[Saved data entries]
+++++

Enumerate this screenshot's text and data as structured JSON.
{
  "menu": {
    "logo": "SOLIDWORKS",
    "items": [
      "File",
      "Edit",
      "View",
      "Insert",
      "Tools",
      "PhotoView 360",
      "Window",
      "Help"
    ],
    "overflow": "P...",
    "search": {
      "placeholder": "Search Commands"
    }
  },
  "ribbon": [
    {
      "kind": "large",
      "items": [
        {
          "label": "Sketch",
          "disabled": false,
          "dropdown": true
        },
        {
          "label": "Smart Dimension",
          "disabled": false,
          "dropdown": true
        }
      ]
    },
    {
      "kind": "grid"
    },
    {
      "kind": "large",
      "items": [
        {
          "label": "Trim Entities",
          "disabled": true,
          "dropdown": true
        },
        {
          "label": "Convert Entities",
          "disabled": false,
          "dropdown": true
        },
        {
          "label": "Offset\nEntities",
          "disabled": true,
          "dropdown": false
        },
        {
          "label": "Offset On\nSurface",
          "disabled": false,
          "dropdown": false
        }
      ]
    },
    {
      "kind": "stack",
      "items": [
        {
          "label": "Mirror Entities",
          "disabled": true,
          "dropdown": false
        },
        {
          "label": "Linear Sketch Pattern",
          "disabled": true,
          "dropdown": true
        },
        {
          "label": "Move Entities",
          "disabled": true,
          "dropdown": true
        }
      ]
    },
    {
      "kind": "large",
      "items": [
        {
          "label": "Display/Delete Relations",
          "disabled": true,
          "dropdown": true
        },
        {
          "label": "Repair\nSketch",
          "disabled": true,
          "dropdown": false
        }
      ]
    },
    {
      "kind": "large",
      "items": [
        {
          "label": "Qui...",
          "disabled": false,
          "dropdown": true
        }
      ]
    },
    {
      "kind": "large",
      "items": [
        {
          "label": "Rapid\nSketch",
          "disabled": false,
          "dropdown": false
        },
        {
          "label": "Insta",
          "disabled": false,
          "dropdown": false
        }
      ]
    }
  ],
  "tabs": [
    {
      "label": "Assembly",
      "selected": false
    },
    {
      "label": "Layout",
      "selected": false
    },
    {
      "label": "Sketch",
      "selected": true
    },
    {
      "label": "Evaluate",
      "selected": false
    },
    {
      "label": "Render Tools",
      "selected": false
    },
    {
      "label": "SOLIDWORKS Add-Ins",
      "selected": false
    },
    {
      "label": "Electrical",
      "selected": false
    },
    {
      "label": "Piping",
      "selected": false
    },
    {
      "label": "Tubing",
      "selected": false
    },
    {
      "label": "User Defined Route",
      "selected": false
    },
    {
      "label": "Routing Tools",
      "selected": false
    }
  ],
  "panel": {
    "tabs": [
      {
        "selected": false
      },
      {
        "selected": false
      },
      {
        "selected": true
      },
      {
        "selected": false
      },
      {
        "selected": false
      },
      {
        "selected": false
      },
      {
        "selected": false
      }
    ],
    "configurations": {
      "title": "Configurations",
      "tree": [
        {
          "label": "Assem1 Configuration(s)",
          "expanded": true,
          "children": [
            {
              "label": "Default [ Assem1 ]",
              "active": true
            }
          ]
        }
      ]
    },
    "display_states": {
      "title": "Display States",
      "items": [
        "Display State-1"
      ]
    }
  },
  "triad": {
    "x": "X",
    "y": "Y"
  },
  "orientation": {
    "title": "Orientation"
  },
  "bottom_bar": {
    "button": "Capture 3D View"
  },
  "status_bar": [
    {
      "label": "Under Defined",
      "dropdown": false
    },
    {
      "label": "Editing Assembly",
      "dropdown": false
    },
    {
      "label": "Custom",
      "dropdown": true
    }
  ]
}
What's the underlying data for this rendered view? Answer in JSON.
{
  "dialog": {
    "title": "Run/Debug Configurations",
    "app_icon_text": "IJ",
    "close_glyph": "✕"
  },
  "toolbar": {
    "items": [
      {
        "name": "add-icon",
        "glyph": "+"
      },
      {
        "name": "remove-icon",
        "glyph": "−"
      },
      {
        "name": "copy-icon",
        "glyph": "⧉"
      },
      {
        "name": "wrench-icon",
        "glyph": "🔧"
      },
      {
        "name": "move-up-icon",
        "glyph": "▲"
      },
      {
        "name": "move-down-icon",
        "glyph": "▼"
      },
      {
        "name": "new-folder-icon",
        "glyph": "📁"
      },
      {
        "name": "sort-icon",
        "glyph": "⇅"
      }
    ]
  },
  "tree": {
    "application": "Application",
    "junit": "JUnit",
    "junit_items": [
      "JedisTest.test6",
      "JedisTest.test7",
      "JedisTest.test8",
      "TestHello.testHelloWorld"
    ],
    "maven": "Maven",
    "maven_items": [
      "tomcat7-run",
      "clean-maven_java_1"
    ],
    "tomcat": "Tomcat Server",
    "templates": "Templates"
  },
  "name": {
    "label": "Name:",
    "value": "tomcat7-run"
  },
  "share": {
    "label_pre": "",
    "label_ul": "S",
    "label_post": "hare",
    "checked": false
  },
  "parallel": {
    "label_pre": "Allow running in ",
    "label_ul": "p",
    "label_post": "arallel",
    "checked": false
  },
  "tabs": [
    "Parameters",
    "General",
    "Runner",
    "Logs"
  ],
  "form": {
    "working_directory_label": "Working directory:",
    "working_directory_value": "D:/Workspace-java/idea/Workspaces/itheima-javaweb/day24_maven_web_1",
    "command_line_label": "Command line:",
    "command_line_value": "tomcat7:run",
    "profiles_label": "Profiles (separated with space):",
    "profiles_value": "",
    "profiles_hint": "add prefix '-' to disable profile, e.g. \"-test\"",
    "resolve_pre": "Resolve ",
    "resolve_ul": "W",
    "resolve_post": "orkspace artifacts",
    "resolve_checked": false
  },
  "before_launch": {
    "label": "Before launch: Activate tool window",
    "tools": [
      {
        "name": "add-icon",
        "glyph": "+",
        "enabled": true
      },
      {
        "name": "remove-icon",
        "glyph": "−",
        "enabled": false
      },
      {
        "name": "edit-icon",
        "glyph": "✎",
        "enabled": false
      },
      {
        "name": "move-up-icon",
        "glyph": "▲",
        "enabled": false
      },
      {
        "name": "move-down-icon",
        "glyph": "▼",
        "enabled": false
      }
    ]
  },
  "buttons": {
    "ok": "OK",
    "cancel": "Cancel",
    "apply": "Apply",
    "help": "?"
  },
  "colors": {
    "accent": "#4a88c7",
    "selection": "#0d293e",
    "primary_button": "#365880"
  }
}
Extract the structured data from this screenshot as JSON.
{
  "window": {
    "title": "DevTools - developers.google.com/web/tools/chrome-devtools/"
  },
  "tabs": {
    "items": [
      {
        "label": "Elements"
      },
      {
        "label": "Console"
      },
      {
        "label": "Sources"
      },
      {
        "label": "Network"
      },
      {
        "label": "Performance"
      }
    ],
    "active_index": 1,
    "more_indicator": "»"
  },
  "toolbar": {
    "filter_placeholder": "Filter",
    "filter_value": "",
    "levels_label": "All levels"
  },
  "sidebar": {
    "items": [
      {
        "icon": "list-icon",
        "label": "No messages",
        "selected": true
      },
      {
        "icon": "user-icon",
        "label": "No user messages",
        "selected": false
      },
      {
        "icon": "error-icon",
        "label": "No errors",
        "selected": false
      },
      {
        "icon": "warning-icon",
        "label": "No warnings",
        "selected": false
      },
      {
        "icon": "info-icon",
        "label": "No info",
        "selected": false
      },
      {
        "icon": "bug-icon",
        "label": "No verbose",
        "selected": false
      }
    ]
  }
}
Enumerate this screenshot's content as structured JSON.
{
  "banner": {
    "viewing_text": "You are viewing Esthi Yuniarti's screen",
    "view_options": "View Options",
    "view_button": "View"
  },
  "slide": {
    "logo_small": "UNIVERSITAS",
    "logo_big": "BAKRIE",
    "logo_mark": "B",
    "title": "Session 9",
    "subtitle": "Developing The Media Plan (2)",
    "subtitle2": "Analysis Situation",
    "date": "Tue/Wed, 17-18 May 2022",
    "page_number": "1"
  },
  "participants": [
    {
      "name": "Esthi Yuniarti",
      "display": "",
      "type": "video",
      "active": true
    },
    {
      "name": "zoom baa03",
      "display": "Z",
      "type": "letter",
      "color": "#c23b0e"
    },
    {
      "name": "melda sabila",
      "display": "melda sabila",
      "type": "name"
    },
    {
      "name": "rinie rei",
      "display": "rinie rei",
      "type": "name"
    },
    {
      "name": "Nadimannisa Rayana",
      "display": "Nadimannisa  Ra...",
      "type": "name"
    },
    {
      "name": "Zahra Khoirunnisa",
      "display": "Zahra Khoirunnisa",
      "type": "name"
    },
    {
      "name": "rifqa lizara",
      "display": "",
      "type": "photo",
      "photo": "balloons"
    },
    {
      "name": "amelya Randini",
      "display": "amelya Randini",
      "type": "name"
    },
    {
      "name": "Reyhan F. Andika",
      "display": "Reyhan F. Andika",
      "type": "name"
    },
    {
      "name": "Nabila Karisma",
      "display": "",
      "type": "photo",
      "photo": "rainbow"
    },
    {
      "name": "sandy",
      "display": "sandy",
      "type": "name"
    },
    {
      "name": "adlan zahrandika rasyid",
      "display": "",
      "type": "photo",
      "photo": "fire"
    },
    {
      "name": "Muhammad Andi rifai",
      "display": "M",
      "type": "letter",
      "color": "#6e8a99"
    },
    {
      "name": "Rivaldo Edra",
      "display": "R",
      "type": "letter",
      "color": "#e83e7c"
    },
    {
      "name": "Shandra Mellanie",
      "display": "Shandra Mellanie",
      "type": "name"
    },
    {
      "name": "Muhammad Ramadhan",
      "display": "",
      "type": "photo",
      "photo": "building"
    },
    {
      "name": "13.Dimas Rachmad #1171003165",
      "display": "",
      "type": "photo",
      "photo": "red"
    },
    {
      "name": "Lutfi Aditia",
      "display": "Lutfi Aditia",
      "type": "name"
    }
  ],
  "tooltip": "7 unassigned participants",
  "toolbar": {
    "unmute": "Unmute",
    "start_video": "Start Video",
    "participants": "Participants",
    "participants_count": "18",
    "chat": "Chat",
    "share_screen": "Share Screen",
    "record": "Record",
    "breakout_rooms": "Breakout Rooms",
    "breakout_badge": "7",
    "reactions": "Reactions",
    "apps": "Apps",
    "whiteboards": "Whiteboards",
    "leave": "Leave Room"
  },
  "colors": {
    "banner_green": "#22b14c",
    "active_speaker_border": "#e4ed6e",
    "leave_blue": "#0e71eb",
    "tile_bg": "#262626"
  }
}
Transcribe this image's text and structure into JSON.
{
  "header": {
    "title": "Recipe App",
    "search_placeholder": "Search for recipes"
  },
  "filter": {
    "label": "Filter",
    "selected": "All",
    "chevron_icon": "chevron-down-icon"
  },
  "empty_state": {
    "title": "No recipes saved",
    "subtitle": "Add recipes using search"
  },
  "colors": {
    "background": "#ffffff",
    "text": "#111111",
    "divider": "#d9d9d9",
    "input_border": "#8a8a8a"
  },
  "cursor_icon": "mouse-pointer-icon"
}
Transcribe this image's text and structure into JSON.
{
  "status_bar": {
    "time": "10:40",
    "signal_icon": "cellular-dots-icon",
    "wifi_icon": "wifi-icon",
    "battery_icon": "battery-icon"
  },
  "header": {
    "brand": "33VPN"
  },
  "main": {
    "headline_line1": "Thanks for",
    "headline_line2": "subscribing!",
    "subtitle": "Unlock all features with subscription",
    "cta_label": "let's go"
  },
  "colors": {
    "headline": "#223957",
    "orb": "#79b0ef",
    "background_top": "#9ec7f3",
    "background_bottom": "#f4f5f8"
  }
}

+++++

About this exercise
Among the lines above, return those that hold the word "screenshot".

Answer to the exercise
Enumerate this screenshot's text and data as structured JSON.
Extract the structured data from this screenshot as JSON.
Enumerate this screenshot's content as structured JSON.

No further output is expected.